→ **Directions for this task**: The job is to find each line in the entries holding the string "Drive" and copy that line.

→ **Dataset entries**:
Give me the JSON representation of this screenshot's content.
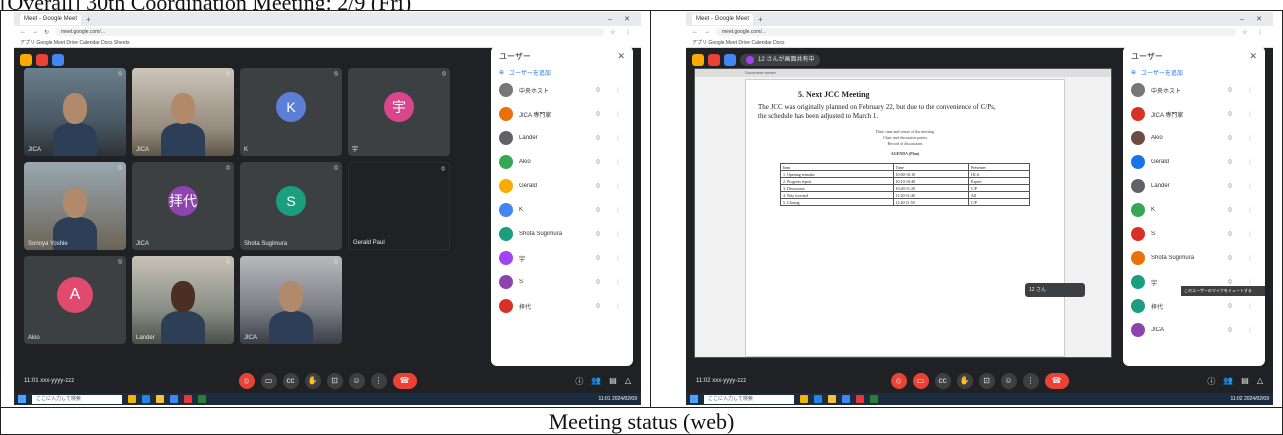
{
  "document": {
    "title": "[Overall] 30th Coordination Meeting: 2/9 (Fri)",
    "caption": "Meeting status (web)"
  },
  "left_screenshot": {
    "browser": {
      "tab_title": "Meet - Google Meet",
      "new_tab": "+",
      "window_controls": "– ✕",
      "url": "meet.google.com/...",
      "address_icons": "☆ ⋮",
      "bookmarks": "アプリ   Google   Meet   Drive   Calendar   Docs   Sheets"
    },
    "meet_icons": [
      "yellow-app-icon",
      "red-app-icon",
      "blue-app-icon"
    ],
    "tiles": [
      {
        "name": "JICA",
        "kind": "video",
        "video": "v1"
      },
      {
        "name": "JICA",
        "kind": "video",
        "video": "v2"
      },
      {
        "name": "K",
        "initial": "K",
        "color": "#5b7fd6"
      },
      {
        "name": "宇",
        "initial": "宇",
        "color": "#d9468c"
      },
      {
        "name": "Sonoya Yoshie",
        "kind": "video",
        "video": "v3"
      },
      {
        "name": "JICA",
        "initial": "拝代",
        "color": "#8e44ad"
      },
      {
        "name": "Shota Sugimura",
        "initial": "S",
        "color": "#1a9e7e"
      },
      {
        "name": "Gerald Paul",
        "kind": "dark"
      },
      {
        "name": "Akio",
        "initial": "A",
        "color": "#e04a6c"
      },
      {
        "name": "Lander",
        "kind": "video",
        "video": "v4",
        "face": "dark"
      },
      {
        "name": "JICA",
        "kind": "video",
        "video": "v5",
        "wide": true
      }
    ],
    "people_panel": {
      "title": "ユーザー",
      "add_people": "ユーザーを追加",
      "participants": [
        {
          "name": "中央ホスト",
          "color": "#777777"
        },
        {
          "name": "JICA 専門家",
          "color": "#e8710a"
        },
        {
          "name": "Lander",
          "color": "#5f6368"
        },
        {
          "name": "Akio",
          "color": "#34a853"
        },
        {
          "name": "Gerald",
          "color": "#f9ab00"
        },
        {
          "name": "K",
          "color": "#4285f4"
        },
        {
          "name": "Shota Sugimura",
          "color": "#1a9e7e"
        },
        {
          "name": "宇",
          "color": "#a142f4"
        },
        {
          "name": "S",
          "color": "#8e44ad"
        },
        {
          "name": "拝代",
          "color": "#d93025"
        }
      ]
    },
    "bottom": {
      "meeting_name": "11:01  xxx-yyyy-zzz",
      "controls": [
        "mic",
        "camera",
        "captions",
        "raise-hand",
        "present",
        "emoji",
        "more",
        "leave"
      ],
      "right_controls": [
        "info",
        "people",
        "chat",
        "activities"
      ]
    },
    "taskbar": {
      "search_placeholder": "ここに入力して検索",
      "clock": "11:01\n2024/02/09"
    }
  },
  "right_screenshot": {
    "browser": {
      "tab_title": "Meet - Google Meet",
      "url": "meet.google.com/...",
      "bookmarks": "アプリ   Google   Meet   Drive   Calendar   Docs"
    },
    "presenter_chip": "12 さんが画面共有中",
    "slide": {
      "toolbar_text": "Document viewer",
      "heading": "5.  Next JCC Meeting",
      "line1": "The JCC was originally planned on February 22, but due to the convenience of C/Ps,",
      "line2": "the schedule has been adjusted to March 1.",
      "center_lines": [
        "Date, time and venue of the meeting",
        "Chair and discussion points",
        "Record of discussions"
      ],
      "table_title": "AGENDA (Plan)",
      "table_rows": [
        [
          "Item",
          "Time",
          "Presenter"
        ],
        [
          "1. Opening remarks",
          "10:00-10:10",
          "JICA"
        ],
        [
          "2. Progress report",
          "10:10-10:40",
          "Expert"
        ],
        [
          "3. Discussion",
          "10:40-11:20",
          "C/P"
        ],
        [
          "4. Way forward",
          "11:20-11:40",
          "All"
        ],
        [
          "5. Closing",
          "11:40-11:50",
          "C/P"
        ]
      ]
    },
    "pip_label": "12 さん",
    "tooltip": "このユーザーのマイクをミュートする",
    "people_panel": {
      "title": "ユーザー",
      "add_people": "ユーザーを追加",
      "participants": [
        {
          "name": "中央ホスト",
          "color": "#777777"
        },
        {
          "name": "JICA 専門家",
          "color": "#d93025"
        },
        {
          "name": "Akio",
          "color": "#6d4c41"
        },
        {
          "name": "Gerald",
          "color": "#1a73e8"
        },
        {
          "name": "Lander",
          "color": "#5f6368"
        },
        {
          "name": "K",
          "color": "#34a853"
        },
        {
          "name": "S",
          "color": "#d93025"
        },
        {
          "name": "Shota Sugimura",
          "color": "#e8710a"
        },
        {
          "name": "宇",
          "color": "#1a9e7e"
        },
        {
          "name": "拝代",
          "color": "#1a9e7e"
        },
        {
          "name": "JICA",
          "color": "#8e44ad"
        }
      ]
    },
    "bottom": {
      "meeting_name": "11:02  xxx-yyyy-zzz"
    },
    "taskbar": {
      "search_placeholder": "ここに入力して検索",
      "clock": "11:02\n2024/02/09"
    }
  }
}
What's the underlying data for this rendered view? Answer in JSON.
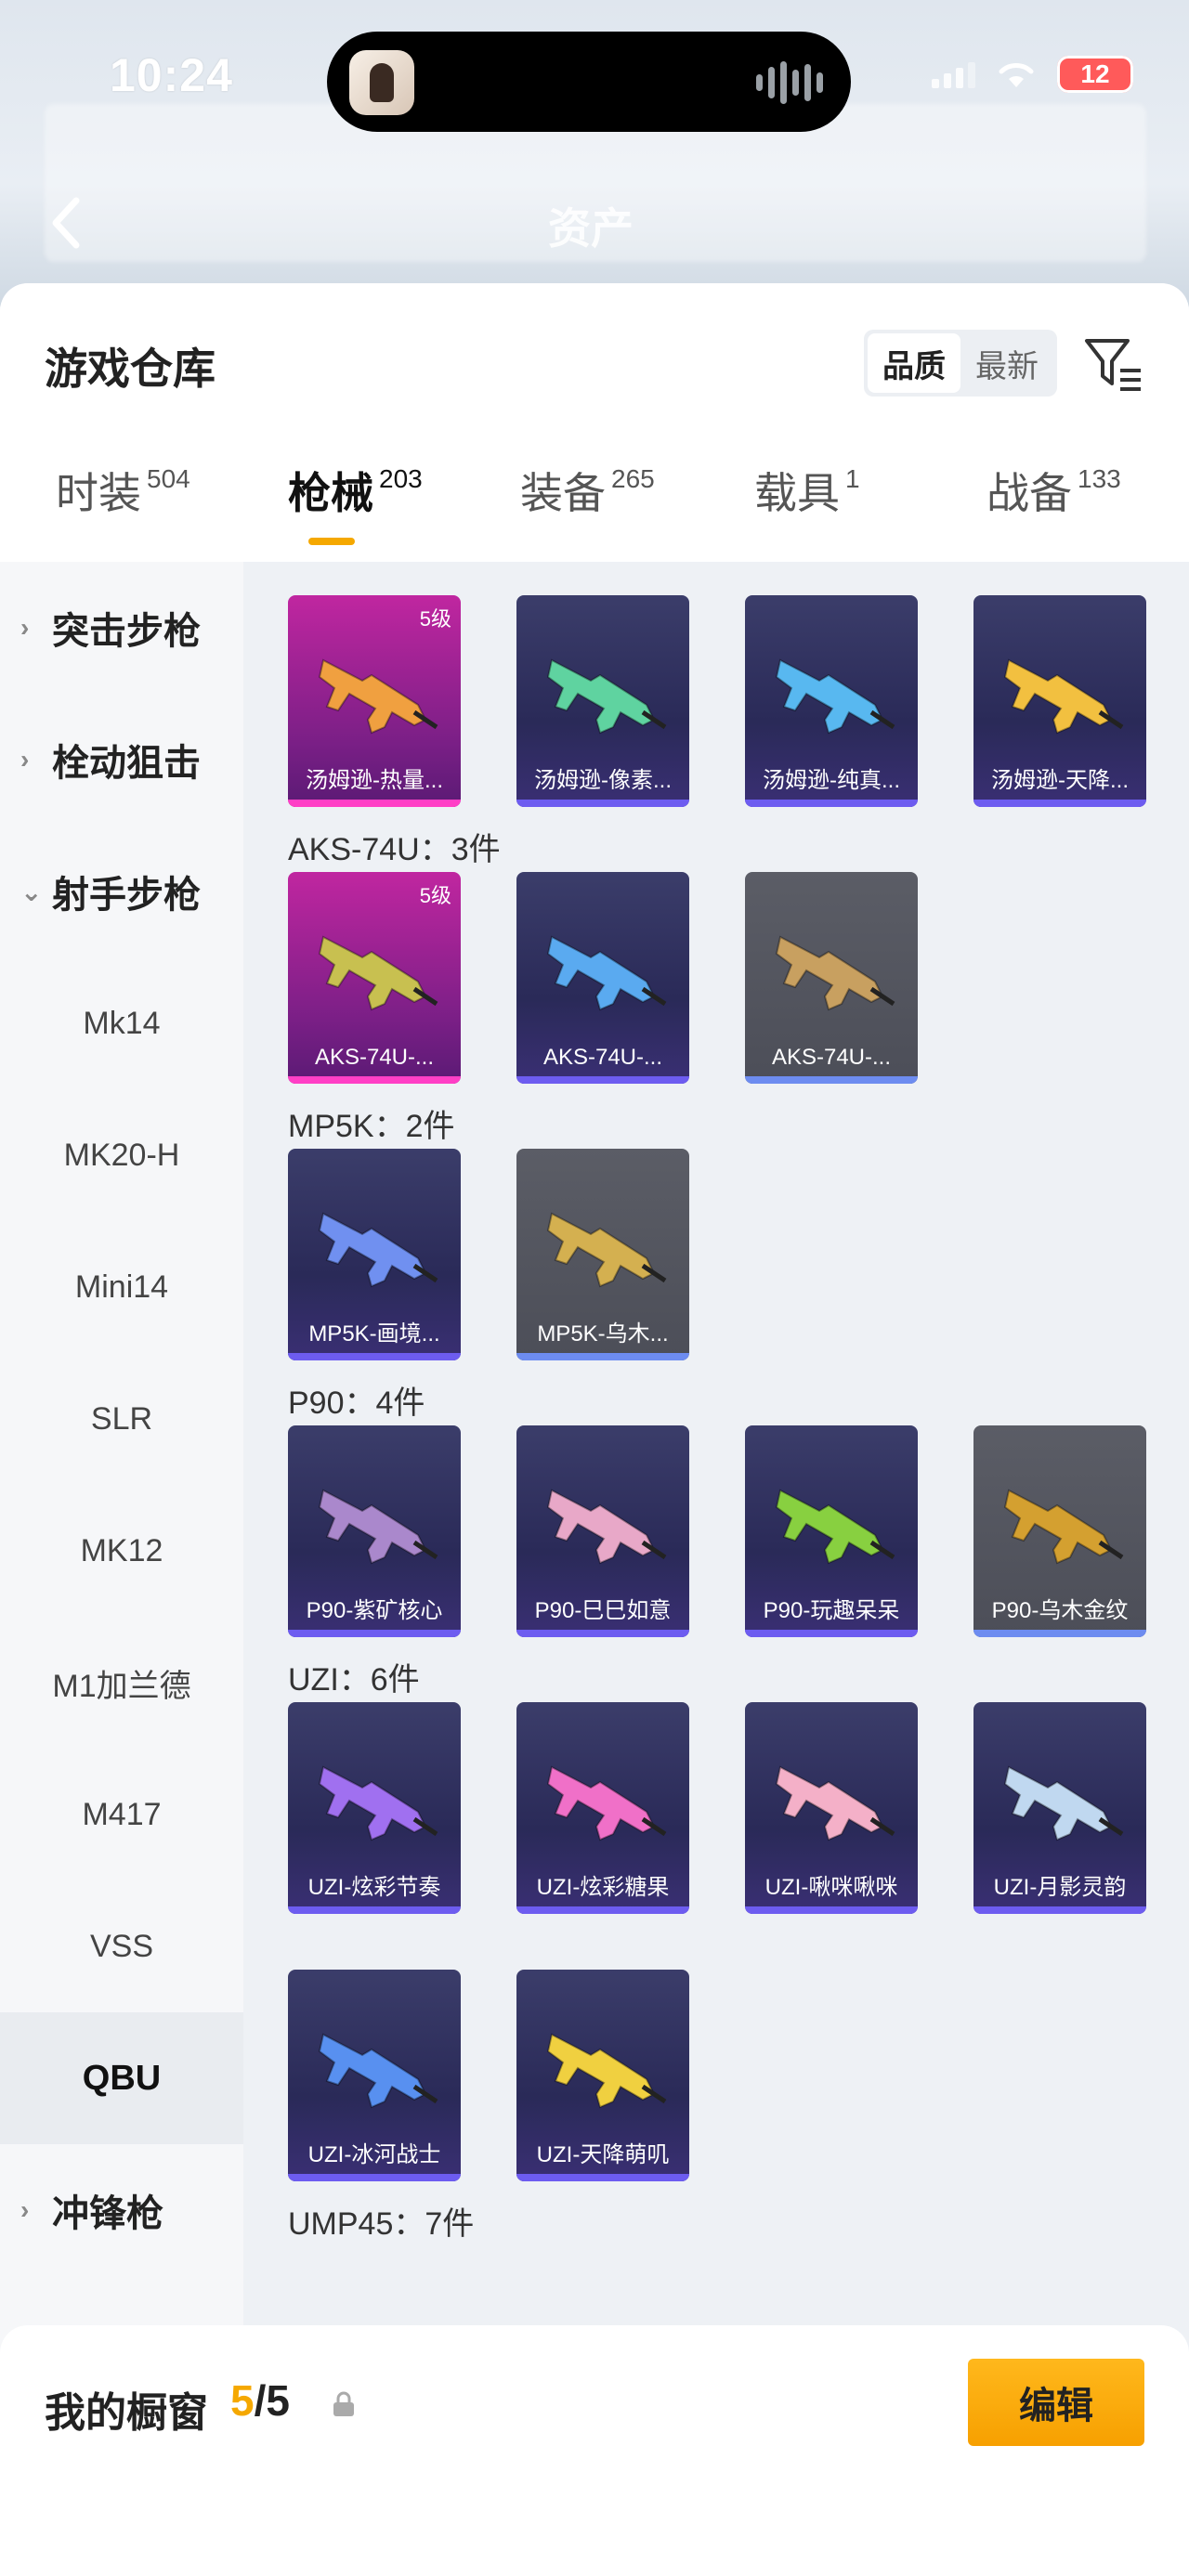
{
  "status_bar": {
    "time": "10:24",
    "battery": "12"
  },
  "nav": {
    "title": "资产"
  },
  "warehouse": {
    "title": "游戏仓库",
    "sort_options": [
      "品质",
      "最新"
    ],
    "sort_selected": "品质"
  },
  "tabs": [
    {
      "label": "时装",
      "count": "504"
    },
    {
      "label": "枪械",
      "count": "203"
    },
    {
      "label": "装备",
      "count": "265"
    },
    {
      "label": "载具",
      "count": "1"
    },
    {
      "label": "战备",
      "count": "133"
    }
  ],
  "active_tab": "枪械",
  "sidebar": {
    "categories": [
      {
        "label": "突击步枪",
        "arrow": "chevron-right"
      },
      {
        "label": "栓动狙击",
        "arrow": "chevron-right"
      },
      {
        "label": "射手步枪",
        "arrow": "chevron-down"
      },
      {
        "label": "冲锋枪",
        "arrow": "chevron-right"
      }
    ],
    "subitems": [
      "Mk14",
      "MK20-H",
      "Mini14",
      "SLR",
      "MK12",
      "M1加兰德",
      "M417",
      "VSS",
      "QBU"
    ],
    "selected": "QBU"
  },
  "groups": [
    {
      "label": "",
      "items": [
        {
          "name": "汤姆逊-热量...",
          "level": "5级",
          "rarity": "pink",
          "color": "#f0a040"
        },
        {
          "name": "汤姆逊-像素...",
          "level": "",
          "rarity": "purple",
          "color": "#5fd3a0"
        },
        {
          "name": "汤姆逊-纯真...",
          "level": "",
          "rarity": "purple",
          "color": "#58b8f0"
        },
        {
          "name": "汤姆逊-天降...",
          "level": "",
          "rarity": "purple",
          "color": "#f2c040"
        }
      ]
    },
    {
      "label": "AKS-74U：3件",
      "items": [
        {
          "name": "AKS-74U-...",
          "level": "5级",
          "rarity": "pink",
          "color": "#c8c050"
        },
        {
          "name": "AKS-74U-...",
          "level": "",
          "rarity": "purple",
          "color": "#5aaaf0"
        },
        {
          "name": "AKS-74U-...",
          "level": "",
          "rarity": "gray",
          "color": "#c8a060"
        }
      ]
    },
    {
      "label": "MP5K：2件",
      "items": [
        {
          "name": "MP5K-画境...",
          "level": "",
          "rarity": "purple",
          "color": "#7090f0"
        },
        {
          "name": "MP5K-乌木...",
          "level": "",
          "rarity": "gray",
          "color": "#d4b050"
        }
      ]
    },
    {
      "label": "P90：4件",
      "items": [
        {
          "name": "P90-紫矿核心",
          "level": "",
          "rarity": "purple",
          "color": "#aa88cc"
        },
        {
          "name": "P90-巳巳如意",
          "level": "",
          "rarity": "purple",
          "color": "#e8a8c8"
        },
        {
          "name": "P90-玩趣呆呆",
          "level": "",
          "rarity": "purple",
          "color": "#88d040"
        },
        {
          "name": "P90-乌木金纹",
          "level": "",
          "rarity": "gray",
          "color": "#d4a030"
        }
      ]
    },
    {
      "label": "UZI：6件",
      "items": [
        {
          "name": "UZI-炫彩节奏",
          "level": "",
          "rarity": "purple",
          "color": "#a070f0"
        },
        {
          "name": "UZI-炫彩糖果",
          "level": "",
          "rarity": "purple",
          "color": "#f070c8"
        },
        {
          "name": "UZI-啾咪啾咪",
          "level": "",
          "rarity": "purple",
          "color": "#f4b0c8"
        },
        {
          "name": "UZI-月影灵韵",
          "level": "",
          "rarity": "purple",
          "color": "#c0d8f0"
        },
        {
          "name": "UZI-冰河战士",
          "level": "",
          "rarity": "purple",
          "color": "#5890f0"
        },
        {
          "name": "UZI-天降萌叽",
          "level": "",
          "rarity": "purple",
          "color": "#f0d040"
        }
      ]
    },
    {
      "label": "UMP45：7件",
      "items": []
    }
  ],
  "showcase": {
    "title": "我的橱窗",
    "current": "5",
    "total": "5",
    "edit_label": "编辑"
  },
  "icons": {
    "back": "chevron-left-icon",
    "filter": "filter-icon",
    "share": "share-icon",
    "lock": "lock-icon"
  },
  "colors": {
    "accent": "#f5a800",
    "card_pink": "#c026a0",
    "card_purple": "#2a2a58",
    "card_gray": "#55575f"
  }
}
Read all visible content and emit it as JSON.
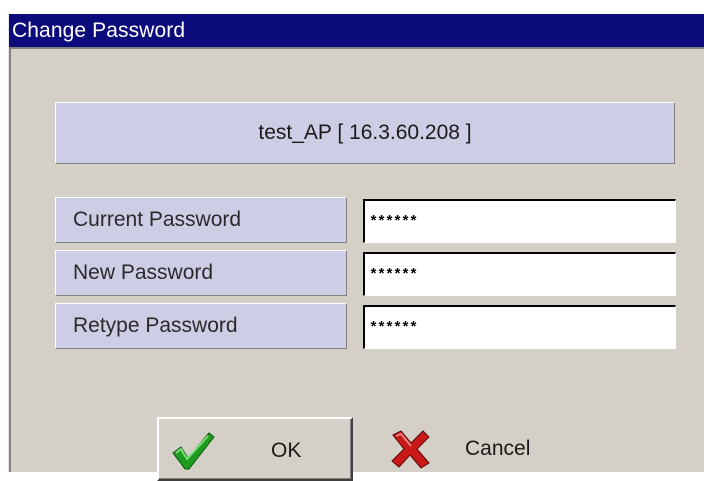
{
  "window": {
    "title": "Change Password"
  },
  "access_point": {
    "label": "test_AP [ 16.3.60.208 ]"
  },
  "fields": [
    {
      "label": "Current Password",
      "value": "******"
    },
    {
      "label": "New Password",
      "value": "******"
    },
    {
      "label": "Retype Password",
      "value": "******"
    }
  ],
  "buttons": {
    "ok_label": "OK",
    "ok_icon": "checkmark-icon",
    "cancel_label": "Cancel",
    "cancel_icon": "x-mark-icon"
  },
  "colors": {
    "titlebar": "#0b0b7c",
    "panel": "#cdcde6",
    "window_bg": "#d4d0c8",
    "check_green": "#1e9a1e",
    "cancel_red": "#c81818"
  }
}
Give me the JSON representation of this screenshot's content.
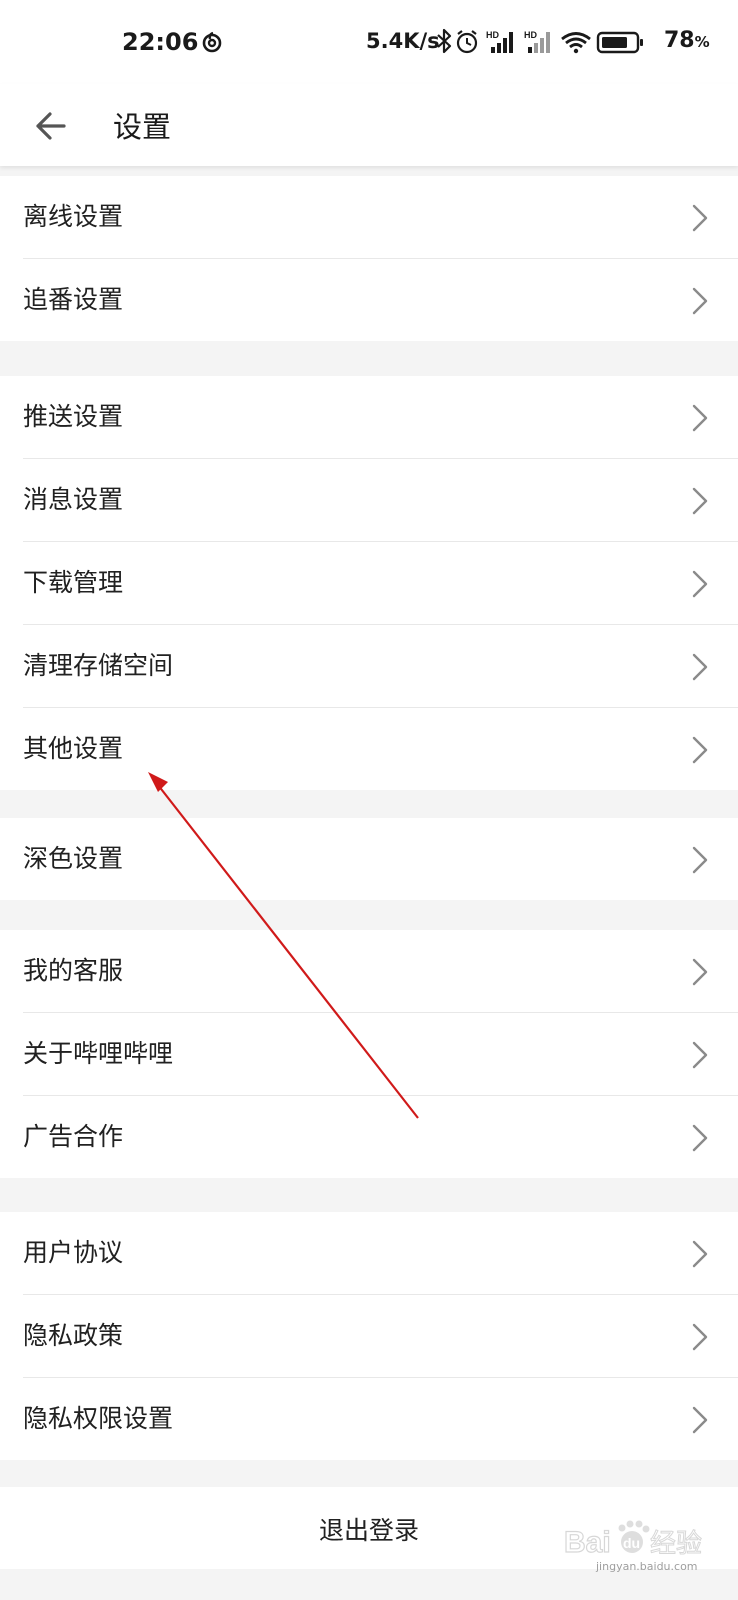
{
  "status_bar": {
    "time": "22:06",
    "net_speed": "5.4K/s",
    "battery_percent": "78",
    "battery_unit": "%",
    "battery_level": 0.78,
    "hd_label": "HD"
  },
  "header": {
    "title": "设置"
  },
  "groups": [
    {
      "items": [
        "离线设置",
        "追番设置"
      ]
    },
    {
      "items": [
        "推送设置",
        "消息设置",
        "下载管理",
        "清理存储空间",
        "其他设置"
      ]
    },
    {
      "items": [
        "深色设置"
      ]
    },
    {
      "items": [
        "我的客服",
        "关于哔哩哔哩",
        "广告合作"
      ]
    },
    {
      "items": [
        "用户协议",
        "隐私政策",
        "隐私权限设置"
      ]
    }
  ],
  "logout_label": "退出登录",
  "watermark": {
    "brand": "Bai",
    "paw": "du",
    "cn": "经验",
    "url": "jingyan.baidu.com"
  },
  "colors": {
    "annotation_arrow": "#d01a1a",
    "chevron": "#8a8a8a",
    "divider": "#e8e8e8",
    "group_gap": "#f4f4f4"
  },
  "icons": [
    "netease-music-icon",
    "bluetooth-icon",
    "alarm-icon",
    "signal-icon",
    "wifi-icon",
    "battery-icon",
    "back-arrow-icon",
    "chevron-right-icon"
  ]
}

→ **Answer space**:
      "bookmarks": "アプリ   Google   Meet   Drive   Calendar   Docs   Sheets"
      "bookmarks": "アプリ   Google   Meet   Drive   Calendar   Docs"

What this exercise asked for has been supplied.